• Your instructions
Restating the records exactly is the whole task.

Interface dataset entries
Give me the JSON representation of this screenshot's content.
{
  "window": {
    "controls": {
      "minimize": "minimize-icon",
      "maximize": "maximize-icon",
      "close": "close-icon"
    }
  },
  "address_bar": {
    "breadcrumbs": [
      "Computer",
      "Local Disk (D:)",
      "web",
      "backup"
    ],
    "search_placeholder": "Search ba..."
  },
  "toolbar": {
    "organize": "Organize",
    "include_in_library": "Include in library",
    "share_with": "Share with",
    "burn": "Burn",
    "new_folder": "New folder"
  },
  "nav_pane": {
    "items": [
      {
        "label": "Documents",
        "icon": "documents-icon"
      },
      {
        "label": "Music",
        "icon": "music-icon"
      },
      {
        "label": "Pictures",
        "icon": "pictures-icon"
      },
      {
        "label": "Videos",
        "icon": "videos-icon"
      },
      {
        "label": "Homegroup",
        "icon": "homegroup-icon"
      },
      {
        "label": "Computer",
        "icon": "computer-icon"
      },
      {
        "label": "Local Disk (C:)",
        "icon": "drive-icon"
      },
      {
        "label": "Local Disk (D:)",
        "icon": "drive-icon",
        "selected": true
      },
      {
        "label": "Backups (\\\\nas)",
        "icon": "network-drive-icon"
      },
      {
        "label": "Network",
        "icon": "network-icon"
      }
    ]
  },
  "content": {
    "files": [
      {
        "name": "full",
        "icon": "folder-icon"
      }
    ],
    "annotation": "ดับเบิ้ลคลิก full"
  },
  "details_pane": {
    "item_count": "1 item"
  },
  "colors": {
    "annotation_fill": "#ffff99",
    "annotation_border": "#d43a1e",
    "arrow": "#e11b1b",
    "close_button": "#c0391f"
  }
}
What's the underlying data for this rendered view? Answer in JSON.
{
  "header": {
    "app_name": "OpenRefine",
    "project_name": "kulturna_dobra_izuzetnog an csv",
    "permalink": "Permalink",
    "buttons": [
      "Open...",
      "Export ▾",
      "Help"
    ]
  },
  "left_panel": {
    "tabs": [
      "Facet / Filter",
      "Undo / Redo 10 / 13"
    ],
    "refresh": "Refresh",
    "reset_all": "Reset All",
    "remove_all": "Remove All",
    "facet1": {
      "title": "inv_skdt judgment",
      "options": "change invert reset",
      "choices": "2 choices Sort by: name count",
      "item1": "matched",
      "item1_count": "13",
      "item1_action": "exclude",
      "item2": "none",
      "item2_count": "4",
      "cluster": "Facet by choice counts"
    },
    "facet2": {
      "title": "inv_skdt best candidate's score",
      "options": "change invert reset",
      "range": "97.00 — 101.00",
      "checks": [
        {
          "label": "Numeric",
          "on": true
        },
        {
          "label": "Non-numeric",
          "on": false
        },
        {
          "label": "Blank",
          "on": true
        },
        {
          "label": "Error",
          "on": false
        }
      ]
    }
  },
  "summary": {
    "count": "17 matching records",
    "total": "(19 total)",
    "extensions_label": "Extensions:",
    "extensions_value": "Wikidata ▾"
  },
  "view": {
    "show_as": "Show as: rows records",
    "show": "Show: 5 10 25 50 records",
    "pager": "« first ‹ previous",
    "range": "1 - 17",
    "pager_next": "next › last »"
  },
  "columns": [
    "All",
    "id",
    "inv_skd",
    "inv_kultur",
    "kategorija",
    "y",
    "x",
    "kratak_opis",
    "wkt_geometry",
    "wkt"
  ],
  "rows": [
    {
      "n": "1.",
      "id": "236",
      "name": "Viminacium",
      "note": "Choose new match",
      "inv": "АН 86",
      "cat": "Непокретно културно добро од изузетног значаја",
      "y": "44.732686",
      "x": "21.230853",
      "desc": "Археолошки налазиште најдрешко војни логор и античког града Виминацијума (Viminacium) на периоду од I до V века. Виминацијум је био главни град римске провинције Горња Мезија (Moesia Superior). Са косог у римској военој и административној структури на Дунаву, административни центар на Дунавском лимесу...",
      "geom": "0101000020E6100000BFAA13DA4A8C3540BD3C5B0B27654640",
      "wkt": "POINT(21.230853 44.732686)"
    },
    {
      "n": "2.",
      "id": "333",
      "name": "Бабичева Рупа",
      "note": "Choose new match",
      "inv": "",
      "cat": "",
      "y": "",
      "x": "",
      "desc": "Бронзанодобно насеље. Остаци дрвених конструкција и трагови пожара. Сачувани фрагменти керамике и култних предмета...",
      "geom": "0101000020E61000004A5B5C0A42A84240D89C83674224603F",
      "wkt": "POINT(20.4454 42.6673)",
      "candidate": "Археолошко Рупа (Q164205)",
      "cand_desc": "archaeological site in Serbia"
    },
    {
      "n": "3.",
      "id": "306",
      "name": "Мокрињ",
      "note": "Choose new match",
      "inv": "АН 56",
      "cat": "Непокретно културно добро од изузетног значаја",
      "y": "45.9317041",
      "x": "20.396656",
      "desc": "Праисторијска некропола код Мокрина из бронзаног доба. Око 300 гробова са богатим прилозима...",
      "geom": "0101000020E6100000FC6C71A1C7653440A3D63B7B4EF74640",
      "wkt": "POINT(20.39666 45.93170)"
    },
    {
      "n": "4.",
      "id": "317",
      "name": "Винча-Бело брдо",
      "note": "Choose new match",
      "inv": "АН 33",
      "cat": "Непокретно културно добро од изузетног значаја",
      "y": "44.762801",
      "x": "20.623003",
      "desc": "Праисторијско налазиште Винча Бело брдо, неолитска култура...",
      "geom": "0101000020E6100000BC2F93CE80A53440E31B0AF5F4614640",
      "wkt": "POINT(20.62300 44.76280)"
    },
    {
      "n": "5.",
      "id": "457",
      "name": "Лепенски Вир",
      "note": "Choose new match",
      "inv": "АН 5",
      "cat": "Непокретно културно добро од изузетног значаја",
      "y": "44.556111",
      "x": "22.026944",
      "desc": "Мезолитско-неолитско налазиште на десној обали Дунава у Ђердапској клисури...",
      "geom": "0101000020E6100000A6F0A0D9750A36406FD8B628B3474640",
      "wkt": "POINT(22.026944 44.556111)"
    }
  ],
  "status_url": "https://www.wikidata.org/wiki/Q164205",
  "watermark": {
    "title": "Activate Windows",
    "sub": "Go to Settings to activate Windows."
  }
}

• The answer
Give me the JSON representation of this screenshot's content.
{
  "window": {
    "controls": {
      "minimize": "minimize-icon",
      "maximize": "maximize-icon",
      "close": "close-icon"
    }
  },
  "address_bar": {
    "breadcrumbs": [
      "Computer",
      "Local Disk (D:)",
      "web",
      "backup"
    ],
    "search_placeholder": "Search ba..."
  },
  "toolbar": {
    "organize": "Organize",
    "include_in_library": "Include in library",
    "share_with": "Share with",
    "burn": "Burn",
    "new_folder": "New folder"
  },
  "nav_pane": {
    "items": [
      {
        "label": "Documents",
        "icon": "documents-icon"
      },
      {
        "label": "Music",
        "icon": "music-icon"
      },
      {
        "label": "Pictures",
        "icon": "pictures-icon"
      },
      {
        "label": "Videos",
        "icon": "videos-icon"
      },
      {
        "label": "Homegroup",
        "icon": "homegroup-icon"
      },
      {
        "label": "Computer",
        "icon": "computer-icon"
      },
      {
        "label": "Local Disk (C:)",
        "icon": "drive-icon"
      },
      {
        "label": "Local Disk (D:)",
        "icon": "drive-icon",
        "selected": true
      },
      {
        "label": "Backups (\\\\nas)",
        "icon": "network-drive-icon"
      },
      {
        "label": "Network",
        "icon": "network-icon"
      }
    ]
  },
  "content": {
    "files": [
      {
        "name": "full",
        "icon": "folder-icon"
      }
    ],
    "annotation": "ดับเบิ้ลคลิก full"
  },
  "details_pane": {
    "item_count": "1 item"
  },
  "colors": {
    "annotation_fill": "#ffff99",
    "annotation_border": "#d43a1e",
    "arrow": "#e11b1b",
    "close_button": "#c0391f"
  }
}
What's the underlying data for this rendered view? Answer in JSON.
{
  "header": {
    "app_name": "OpenRefine",
    "project_name": "kulturna_dobra_izuzetnog an csv",
    "permalink": "Permalink",
    "buttons": [
      "Open...",
      "Export ▾",
      "Help"
    ]
  },
  "left_panel": {
    "tabs": [
      "Facet / Filter",
      "Undo / Redo 10 / 13"
    ],
    "refresh": "Refresh",
    "reset_all": "Reset All",
    "remove_all": "Remove All",
    "facet1": {
      "title": "inv_skdt judgment",
      "options": "change invert reset",
      "choices": "2 choices Sort by: name count",
      "item1": "matched",
      "item1_count": "13",
      "item1_action": "exclude",
      "item2": "none",
      "item2_count": "4",
      "cluster": "Facet by choice counts"
    },
    "facet2": {
      "title": "inv_skdt best candidate's score",
      "options": "change invert reset",
      "range": "97.00 — 101.00",
      "checks": [
        {
          "label": "Numeric",
          "on": true
        },
        {
          "label": "Non-numeric",
          "on": false
        },
        {
          "label": "Blank",
          "on": true
        },
        {
          "label": "Error",
          "on": false
        }
      ]
    }
  },
  "summary": {
    "count": "17 matching records",
    "total": "(19 total)",
    "extensions_label": "Extensions:",
    "extensions_value": "Wikidata ▾"
  },
  "view": {
    "show_as": "Show as: rows records",
    "show": "Show: 5 10 25 50 records",
    "pager": "« first ‹ previous",
    "range": "1 - 17",
    "pager_next": "next › last »"
  },
  "columns": [
    "All",
    "id",
    "inv_skd",
    "inv_kultur",
    "kategorija",
    "y",
    "x",
    "kratak_opis",
    "wkt_geometry",
    "wkt"
  ],
  "rows": [
    {
      "n": "1.",
      "id": "236",
      "name": "Viminacium",
      "note": "Choose new match",
      "inv": "АН 86",
      "cat": "Непокретно културно добро од изузетног значаја",
      "y": "44.732686",
      "x": "21.230853",
      "desc": "Археолошки налазиште најдрешко војни логор и античког града Виминацијума (Viminacium) на периоду од I до V века. Виминацијум је био главни град римске провинције Горња Мезија (Moesia Superior). Са косог у римској военој и административној структури на Дунаву, административни центар на Дунавском лимесу...",
      "geom": "0101000020E6100000BFAA13DA4A8C3540BD3C5B0B27654640",
      "wkt": "POINT(21.230853 44.732686)"
    },
    {
      "n": "2.",
      "id": "333",
      "name": "Бабичева Рупа",
      "note": "Choose new match",
      "inv": "",
      "cat": "",
      "y": "",
      "x": "",
      "desc": "Бронзанодобно насеље. Остаци дрвених конструкција и трагови пожара. Сачувани фрагменти керамике и култних предмета...",
      "geom": "0101000020E61000004A5B5C0A42A84240D89C83674224603F",
      "wkt": "POINT(20.4454 42.6673)",
      "candidate": "Археолошко Рупа (Q164205)",
      "cand_desc": "archaeological site in Serbia"
    },
    {
      "n": "3.",
      "id": "306",
      "name": "Мокрињ",
      "note": "Choose new match",
      "inv": "АН 56",
      "cat": "Непокретно културно добро од изузетног значаја",
      "y": "45.9317041",
      "x": "20.396656",
      "desc": "Праисторијска некропола код Мокрина из бронзаног доба. Око 300 гробова са богатим прилозима...",
      "geom": "0101000020E6100000FC6C71A1C7653440A3D63B7B4EF74640",
      "wkt": "POINT(20.39666 45.93170)"
    },
    {
      "n": "4.",
      "id": "317",
      "name": "Винча-Бело брдо",
      "note": "Choose new match",
      "inv": "АН 33",
      "cat": "Непокретно културно добро од изузетног значаја",
      "y": "44.762801",
      "x": "20.623003",
      "desc": "Праисторијско налазиште Винча Бело брдо, неолитска култура...",
      "geom": "0101000020E6100000BC2F93CE80A53440E31B0AF5F4614640",
      "wkt": "POINT(20.62300 44.76280)"
    },
    {
      "n": "5.",
      "id": "457",
      "name": "Лепенски Вир",
      "note": "Choose new match",
      "inv": "АН 5",
      "cat": "Непокретно културно добро од изузетног значаја",
      "y": "44.556111",
      "x": "22.026944",
      "desc": "Мезолитско-неолитско налазиште на десној обали Дунава у Ђердапској клисури...",
      "geom": "0101000020E6100000A6F0A0D9750A36406FD8B628B3474640",
      "wkt": "POINT(22.026944 44.556111)"
    }
  ],
  "status_url": "https://www.wikidata.org/wiki/Q164205",
  "watermark": {
    "title": "Activate Windows",
    "sub": "Go to Settings to activate Windows."
  }
}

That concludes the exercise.